Segment Start: MATERIAL FOR THE TASK

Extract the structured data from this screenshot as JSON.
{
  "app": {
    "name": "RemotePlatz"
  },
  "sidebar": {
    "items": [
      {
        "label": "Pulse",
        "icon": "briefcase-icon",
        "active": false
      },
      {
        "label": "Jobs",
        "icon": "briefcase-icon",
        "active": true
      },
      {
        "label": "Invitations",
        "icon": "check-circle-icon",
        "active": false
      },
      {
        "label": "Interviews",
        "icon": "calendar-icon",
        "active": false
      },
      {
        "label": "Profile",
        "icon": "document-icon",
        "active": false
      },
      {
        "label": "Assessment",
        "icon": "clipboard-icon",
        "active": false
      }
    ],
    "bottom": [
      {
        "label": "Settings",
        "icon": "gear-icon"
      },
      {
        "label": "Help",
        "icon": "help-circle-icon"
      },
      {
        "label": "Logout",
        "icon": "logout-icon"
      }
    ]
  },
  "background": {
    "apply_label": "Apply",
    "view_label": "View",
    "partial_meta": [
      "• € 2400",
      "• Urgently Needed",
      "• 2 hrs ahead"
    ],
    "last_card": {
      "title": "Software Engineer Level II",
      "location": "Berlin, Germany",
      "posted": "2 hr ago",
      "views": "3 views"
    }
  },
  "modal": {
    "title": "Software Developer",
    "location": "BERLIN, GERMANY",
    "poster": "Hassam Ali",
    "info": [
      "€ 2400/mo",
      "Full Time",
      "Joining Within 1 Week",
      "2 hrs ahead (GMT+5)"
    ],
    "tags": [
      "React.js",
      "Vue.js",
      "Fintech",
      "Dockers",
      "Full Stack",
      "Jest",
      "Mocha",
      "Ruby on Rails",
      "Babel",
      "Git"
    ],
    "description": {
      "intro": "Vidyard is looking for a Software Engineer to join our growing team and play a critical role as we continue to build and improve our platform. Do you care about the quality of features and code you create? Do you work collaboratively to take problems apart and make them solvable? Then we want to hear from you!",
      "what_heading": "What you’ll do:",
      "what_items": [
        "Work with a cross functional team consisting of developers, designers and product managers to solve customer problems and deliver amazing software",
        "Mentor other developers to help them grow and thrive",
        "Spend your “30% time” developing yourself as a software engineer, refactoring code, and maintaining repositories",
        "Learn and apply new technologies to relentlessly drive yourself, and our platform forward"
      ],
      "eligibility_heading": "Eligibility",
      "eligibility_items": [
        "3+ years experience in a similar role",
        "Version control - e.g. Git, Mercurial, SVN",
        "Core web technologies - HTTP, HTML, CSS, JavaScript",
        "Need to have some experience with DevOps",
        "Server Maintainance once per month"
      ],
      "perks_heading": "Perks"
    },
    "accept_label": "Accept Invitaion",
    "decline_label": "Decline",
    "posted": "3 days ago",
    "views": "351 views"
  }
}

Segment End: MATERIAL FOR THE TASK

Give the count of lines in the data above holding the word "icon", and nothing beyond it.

9